|International Classification||H01Q13/12, H01Q9/04, H01Q21/08, H01Q21/20|
|Cooperative Classification||H01Q21/08, H01Q21/205, H01Q13/12, H01Q9/0471|
|European Classification||H01Q21/20B, H01Q9/04B7, H01Q21/08, H01Q13/12|
|Apr 6, 1983||AS||Assignment|
Owner name: CALIFORNIA INSTITUTE OF TECHNOLOGY, 1201 EAST CALI
Free format text: ASSIGNMENT OF ASSIGNORS INTEREST.;ASSIGNOR:STANTON, PHILIP H.;REEL/FRAME:004115/0265
Effective date: 19830331
|Jan 7, 1986||CC||Certificate of correction|
|Oct 11, 1988||FPAY||Fee payment|
Year of fee payment: 4
|Sep 30, 1992||FPAY||Fee payment|
Year of fee payment: 8
|Feb 4, 1997||REMI||Maintenance fee reminder mailed|
|Jun 29, 1997||LAPS||Lapse for failure to pay maintenance fees|

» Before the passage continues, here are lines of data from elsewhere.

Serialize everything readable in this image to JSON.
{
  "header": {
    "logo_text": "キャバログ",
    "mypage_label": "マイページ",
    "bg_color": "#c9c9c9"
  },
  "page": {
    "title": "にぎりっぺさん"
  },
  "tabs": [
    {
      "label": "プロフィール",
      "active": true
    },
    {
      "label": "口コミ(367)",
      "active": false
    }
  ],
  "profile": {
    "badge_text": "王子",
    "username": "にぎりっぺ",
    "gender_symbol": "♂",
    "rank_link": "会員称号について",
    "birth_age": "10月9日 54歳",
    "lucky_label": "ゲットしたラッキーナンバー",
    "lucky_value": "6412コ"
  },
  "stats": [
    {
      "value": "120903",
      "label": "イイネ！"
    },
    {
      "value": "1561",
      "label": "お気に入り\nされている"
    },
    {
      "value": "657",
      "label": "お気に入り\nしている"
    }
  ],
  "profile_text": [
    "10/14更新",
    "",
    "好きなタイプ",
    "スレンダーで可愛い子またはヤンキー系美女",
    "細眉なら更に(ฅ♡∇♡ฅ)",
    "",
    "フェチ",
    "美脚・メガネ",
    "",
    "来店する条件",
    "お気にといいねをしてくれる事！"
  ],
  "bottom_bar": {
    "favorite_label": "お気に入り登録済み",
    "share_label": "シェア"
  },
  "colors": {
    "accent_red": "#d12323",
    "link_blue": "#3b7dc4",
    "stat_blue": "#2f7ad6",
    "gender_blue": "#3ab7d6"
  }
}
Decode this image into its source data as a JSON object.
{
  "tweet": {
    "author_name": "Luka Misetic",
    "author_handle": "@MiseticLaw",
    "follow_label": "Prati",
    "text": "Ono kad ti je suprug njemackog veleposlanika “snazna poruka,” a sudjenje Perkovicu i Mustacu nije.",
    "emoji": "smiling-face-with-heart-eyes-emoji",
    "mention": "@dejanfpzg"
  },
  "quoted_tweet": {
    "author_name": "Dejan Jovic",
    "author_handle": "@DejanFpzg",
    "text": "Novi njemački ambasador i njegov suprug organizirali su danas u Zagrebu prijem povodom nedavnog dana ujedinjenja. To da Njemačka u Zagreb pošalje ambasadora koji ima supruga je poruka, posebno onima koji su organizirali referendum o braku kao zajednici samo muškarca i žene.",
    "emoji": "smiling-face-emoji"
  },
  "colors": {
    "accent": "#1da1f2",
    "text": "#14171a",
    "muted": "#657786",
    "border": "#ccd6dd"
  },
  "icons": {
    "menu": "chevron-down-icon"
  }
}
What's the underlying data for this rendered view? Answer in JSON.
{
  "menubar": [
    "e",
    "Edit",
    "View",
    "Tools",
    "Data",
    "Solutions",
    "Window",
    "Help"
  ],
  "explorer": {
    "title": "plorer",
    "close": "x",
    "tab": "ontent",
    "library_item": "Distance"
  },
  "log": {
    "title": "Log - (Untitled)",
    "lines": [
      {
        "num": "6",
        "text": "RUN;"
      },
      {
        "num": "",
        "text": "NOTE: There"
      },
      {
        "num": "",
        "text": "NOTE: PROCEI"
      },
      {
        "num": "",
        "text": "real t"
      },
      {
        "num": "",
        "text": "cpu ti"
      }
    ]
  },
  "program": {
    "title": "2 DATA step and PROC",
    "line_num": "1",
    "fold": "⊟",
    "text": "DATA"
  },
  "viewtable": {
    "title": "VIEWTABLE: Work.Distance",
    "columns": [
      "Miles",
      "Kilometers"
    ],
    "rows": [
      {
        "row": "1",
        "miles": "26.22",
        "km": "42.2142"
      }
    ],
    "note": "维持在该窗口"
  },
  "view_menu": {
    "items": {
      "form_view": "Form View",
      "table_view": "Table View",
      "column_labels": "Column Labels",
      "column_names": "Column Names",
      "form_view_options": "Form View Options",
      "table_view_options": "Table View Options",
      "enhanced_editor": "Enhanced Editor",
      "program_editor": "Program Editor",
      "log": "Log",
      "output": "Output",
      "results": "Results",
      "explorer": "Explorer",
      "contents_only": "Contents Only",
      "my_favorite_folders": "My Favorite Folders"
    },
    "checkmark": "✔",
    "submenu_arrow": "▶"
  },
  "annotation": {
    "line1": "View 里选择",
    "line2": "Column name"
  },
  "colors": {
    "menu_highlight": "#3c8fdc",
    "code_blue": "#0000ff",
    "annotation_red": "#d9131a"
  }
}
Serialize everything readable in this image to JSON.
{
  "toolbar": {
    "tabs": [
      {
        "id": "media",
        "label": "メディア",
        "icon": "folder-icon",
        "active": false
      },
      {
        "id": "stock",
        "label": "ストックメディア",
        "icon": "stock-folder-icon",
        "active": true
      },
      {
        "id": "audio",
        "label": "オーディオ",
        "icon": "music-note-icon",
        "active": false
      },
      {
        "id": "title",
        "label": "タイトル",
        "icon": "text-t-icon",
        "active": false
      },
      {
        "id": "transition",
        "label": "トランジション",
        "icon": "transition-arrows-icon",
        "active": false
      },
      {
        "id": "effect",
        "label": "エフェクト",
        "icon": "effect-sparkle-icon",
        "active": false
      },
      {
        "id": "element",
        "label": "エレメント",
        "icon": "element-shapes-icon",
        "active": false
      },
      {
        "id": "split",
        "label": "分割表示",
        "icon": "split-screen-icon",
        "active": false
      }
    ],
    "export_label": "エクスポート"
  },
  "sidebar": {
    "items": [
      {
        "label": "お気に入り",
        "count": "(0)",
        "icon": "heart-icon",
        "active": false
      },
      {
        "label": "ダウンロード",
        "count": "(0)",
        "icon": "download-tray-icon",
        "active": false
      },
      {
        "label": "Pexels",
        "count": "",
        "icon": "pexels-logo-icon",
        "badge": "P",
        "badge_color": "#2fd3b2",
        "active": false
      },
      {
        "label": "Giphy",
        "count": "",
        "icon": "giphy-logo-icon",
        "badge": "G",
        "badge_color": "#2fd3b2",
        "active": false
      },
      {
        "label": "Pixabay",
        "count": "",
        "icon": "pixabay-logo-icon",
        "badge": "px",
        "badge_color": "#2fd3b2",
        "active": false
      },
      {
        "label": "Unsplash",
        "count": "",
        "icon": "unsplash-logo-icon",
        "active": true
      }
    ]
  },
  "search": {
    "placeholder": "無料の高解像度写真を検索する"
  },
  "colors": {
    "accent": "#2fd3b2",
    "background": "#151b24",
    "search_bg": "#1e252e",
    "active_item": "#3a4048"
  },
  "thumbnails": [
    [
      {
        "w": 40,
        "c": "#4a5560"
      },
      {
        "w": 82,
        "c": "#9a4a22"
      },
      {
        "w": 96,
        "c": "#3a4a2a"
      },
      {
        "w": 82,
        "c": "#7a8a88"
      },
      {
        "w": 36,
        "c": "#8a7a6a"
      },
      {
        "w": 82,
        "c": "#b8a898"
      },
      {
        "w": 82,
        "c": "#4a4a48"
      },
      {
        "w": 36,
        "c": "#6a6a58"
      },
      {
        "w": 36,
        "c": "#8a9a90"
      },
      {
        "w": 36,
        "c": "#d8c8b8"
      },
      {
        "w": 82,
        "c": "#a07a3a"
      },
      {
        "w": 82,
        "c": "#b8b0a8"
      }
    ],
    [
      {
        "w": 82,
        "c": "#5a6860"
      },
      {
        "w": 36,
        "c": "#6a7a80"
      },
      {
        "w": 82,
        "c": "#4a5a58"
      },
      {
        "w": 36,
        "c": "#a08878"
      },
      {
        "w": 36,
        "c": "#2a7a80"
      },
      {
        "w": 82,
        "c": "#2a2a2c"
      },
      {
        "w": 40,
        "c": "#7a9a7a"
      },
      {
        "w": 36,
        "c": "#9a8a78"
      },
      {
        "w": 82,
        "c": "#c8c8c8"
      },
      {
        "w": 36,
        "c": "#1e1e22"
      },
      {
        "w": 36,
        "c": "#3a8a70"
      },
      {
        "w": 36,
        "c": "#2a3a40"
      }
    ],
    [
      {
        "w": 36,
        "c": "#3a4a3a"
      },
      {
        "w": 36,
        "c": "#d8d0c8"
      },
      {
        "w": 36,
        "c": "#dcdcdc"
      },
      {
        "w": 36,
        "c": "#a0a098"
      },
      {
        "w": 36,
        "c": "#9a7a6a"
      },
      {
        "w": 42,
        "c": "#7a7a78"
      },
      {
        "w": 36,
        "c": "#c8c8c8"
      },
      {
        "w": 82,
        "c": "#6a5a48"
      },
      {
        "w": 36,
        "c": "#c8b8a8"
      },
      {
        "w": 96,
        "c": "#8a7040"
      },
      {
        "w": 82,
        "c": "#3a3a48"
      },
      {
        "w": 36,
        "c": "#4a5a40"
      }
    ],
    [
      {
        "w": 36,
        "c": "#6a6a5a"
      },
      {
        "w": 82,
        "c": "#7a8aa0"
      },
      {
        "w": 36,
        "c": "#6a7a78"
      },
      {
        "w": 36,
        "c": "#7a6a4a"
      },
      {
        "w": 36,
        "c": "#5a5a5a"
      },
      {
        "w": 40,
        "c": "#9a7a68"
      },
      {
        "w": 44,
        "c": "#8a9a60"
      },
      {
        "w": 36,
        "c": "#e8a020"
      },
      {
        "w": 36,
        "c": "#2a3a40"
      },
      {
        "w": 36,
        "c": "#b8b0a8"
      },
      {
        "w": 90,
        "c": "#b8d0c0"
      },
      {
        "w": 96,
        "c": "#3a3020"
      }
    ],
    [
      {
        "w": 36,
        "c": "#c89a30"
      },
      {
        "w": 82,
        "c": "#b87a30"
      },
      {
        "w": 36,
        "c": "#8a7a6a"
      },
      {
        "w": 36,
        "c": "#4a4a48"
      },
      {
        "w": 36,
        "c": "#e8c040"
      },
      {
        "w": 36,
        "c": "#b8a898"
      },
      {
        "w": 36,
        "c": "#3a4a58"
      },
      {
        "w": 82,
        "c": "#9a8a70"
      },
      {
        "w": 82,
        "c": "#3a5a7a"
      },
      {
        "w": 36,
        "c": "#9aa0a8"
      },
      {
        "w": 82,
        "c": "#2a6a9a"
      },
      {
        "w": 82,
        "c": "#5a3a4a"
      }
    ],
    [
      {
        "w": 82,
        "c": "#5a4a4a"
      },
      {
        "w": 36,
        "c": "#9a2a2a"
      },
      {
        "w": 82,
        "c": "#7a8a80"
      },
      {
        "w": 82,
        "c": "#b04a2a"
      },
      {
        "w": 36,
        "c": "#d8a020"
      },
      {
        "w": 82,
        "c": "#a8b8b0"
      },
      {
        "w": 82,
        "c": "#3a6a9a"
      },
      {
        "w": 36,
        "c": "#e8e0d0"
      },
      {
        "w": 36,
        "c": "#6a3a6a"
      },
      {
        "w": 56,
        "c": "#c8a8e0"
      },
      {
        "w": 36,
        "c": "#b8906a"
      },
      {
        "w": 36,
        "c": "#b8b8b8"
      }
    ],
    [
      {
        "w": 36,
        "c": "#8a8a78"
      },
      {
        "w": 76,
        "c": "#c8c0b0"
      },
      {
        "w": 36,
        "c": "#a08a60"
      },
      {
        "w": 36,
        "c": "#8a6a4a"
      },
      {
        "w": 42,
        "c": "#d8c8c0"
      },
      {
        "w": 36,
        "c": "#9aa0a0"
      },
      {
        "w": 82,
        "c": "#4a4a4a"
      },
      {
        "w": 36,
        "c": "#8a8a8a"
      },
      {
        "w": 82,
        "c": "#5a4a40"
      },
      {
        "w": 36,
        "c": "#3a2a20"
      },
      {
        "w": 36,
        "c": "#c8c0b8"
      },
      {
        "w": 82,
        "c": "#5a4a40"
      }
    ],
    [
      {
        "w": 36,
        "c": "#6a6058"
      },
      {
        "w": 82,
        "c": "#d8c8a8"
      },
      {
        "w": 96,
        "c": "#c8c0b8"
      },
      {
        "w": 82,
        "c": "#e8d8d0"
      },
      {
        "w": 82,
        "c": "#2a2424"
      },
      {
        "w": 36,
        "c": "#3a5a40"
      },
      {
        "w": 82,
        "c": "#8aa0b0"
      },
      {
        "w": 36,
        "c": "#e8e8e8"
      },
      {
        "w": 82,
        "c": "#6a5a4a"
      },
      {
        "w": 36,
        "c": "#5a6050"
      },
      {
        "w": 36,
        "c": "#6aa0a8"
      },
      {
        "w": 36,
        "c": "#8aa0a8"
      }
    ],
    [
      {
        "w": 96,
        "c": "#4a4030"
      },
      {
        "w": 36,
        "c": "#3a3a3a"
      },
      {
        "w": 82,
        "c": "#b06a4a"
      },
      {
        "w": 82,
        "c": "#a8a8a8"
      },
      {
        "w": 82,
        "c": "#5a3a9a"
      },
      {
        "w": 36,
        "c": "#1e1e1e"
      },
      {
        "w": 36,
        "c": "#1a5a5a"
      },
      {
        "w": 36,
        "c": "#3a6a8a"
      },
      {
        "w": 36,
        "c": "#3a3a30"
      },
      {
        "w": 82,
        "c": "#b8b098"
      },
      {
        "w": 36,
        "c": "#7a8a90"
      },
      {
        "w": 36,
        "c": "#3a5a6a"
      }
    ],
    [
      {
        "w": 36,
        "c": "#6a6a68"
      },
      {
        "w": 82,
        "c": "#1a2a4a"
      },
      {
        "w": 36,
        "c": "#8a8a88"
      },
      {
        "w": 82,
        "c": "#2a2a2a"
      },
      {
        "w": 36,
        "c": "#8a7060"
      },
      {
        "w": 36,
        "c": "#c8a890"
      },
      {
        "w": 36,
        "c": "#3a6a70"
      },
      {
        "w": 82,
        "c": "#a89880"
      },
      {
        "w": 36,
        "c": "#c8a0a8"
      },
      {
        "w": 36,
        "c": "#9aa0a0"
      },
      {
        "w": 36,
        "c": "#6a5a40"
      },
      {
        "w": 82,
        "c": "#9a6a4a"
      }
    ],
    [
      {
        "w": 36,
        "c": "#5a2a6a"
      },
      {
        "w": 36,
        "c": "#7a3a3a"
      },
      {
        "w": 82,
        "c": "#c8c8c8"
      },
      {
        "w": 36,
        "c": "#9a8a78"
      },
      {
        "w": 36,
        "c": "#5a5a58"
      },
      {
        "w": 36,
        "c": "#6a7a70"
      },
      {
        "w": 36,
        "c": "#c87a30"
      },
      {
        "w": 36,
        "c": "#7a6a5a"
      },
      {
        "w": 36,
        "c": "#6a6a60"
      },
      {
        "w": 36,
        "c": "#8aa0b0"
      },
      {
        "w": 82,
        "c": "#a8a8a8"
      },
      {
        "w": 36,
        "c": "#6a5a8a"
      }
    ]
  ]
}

|Sep 9, 1997||FP||Expired due to failure to pay maintenance fee|
Effective date: 19970702